Given records
______

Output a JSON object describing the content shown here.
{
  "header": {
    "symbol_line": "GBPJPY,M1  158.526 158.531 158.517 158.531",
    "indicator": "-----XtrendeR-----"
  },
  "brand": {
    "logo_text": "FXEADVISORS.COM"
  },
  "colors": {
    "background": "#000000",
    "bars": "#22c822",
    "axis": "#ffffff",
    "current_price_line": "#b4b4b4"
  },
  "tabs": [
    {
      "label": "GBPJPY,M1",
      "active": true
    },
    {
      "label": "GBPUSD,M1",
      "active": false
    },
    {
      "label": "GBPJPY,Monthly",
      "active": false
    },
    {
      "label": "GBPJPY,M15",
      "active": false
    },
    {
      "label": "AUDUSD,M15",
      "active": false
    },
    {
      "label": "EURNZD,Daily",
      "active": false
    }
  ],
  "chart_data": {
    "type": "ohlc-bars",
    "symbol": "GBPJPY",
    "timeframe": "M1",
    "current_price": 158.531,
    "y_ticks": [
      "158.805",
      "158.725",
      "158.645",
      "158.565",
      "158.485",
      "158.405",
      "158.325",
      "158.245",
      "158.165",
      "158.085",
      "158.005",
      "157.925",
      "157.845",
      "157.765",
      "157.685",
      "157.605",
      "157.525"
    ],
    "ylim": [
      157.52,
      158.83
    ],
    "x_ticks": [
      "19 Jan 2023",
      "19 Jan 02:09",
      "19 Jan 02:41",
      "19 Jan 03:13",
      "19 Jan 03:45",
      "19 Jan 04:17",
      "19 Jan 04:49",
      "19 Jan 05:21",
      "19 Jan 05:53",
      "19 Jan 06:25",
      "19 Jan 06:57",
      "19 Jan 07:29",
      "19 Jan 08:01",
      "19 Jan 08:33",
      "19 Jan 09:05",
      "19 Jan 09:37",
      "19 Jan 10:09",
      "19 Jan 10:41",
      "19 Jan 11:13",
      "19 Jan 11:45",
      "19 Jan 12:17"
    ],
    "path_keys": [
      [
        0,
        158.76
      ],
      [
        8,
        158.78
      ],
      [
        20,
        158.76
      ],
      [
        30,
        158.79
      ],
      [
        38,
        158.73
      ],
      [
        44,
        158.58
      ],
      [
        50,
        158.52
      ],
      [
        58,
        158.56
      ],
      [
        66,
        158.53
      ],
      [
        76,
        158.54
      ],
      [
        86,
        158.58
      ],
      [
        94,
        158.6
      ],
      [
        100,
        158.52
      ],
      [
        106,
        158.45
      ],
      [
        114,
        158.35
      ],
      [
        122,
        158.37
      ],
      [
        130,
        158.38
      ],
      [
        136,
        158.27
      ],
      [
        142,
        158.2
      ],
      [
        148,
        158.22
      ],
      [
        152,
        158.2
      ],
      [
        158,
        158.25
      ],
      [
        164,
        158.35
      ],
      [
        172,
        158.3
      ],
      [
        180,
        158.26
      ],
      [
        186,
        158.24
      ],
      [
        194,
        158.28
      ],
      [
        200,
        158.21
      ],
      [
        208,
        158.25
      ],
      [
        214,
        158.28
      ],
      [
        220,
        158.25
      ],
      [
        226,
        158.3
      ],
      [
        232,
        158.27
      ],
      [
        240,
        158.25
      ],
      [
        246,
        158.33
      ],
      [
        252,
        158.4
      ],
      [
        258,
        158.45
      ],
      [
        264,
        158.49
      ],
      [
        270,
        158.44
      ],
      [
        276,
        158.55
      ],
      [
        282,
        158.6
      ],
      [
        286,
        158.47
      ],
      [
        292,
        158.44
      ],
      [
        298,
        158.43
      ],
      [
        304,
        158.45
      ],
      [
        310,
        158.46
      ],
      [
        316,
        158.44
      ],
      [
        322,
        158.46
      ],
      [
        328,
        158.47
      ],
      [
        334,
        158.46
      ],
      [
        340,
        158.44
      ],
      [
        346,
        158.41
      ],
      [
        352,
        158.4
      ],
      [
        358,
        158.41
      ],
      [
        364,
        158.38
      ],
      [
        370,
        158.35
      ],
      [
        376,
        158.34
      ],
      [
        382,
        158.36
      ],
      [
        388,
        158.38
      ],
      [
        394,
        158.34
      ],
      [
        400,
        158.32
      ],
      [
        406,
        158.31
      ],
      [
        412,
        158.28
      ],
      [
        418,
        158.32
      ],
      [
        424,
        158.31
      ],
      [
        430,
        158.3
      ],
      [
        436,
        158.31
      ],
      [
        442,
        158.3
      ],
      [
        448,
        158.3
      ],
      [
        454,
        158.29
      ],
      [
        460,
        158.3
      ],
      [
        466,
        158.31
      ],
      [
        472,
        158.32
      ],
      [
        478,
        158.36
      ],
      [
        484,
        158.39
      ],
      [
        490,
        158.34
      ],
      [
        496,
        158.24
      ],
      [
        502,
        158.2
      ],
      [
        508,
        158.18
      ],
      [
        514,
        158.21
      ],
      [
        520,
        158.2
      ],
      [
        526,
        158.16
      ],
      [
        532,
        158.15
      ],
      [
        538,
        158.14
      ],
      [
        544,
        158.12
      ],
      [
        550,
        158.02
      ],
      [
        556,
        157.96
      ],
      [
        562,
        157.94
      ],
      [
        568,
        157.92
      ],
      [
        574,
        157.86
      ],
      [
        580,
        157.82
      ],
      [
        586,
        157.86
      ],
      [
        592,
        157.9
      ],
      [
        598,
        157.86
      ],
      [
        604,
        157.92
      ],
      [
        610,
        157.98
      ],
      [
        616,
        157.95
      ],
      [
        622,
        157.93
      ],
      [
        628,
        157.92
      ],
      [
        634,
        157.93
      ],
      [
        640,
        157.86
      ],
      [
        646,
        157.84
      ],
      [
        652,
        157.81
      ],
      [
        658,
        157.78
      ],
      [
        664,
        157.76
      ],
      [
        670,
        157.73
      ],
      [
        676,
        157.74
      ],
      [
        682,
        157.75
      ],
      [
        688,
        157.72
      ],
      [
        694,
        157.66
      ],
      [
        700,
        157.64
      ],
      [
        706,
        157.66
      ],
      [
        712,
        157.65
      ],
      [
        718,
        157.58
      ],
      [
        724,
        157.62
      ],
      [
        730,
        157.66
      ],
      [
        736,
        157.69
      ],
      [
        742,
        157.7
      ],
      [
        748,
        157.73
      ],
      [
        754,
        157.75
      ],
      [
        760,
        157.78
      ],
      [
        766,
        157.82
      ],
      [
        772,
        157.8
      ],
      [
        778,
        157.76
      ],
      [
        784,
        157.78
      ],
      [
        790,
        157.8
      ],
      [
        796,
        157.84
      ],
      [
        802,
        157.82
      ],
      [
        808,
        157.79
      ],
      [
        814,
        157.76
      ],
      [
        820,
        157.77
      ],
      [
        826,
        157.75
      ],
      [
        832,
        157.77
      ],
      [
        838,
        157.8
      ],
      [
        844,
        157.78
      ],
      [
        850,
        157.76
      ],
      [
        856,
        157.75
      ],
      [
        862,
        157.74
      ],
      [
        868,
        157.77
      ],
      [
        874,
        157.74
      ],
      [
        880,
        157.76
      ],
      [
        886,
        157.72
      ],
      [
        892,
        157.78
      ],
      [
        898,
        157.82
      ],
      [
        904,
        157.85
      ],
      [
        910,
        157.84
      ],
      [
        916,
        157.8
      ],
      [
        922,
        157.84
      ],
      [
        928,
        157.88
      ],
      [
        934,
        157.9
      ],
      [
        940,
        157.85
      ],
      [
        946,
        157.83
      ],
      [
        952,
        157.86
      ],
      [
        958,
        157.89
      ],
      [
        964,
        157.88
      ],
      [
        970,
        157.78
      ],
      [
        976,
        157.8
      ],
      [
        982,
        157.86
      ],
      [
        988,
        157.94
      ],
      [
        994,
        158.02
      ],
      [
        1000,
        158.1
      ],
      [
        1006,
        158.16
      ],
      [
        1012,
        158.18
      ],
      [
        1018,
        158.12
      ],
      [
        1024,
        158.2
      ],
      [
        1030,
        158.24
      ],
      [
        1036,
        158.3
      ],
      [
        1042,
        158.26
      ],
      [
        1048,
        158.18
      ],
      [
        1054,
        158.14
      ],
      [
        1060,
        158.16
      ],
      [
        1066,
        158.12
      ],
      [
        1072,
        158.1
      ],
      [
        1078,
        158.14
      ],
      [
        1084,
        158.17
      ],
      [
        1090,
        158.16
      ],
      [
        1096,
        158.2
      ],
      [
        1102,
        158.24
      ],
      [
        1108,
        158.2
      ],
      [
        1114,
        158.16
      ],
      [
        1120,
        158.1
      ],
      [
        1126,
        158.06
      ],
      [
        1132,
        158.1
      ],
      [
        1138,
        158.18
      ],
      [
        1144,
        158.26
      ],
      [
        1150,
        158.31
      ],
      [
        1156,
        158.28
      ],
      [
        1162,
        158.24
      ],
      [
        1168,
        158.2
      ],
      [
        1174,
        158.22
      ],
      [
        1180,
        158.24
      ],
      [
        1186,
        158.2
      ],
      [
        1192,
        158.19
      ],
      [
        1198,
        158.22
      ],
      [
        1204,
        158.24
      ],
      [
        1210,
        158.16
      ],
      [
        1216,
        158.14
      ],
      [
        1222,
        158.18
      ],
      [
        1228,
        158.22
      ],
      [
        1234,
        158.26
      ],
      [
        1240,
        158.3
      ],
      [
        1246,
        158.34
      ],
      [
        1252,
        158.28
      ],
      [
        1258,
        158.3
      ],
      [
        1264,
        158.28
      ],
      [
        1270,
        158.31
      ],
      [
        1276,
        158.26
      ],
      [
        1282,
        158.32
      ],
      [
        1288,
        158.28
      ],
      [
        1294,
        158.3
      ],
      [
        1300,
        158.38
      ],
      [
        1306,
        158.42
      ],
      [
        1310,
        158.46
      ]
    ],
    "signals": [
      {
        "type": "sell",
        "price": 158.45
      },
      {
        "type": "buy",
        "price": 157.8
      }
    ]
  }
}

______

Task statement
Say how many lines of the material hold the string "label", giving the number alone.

Your solution
6